I have made the claim that our universe must have emerged from nothing via the infinity times zero equation, and that we can derive the behavior of our universe from the geometry of a something-from-nothing system. The something-from-nothing basis (which I’m going to start abbreviating as SFN) suggests an incompressible fluid, and two really cool consequences result from an incompressible fluid–Maxwell’s equations and three dimensions.

The assumption that a SFN system results in an incompressible fluid is a step of negative logic–you cannot have a compressible fluid as the basis of a SFN system because it implies density variation as a fundamental property–an extra rule on top of a nothing existence. Then the question has to be asked, what is the origin of that rule, how did it come from nothing–and we’ve lost the deductive power of assuming a SFN system. You can eventually create compressible fluids but you have to start assuming no density variations (incompressible fluid) and show how such a thing could emerge.

Why assume a fluid at all from a SFN? That’s a much more complex question that I really want to flesh out later. For now I would like to state that a fluid is just the result of the emergence of movement of elements of a field from an SFN system. Developing that step is crucial to making a workable SFN theory, but for right now I want to show what results when you take that step.

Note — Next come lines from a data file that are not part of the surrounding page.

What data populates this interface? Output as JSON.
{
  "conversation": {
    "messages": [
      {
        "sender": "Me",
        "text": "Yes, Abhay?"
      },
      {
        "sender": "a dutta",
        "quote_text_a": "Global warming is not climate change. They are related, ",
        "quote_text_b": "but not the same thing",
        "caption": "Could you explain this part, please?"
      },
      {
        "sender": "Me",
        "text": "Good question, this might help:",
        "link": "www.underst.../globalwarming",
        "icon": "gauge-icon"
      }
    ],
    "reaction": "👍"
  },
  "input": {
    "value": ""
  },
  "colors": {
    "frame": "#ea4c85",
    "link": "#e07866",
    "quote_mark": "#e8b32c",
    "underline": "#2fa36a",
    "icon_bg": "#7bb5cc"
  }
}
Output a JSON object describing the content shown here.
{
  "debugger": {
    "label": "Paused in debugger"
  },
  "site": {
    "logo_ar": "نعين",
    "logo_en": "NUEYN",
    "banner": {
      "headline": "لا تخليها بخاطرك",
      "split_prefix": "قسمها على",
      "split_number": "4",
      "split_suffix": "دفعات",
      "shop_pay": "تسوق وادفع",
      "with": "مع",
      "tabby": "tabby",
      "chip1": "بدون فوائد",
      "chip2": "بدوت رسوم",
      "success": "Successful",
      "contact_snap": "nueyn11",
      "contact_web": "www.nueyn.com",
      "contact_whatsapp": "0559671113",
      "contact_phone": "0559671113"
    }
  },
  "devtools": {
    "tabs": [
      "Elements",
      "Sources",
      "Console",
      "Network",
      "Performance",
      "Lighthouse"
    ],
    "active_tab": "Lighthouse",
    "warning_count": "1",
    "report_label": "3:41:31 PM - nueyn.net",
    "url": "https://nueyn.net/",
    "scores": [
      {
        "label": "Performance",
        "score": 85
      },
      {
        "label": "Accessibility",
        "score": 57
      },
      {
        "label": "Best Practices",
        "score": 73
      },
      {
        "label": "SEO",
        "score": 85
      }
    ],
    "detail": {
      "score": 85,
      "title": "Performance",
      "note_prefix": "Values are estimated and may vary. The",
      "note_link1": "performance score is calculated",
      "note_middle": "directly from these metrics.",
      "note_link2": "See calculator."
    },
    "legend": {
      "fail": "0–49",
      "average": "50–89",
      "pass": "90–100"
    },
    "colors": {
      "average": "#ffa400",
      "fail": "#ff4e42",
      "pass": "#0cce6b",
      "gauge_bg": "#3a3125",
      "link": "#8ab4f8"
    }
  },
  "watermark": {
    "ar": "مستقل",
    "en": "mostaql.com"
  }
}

An incompressible fluid is a really interesting concept that has no equivalent in real life. Even an idealized steel bar with no internal atomic flexing is compressible by special relativity–apply a force to one end, and relativity dictates that the bar will compress slightly as the effect of the force propagates at the speed of light across the bar. But an incompressible fluid violates special relativity and cannot exist as an entity with mass in real life. However as a basis of a SFN system it turns out it can exist–and the very rules of special relativity have to emerge in the form of Maxwell’s Equations and three spatial dimensions.

You can see this when you realize that an infinite volume of an incompressible fluid cannot be pushed in the direction of an applied force. Not because of infinite mass (mass emerges from an SFN system, but you can’t use it yet else you will engage in circular reasoning) but because an incompressible fluid won’t move without simultaneous displacement of an adjacent region. Another way to state it is that incompressible fluids require a complete path for movement to happen. In addition, movement of that path of fluid cannot initiate unless the limit of the size of the region containing the path approaches zero. You can see that such a requirement eliminates movement in the direction of the force, only a transverse loop is possible. You cannot have movement in either a one or two dimensional system–both would require movement to occur in the direction of the force in the infinitesimal limit. You must have three dimensions*. And, more profoundly, it is easy to see that Maxwell’s field equations are nothing more than the description of the motion of a fluid that rotates around the axis of an applied force (or vice versa).

Wait–I just said the incompressible fluid cant exist in real life, and is limited to an infinitesimal neighborhood? Doesn’t that sound pretty useless as a basis for the universe? No, because we use calculus all the time to integrate infinitesimal effects into a macroscale result. Think Huygen’s principle, or better yet, Feynman path integrals, and the summing of all possible particle paths of LaGrange motion equations and QFT. Even quantum entanglement has a geometrical explanation in this model–let me save those for a later post, this is about 10 times longer than anybody will read already!

Agemoz

*You must have at least three dimensions, but this analysis does not prove that more aren’t possible. I’m thinking at this point that since more dimensions aren’t necessary, LaGrange type minimum energy paths eliminate their existence–although at gravitational scales we start to see evidence of spacetime curvature (more dimensions?). There’s also arguments for more tiny scale dimensions when QFT is merged with relativity–but on an everyday macro scale of our existence, its quite clear that SFN system educes three dimensions.

Tags: incompressible fluid, maxwells equations, physics, something-from-nothing, special relativity, three dimensions

## Leave a Reply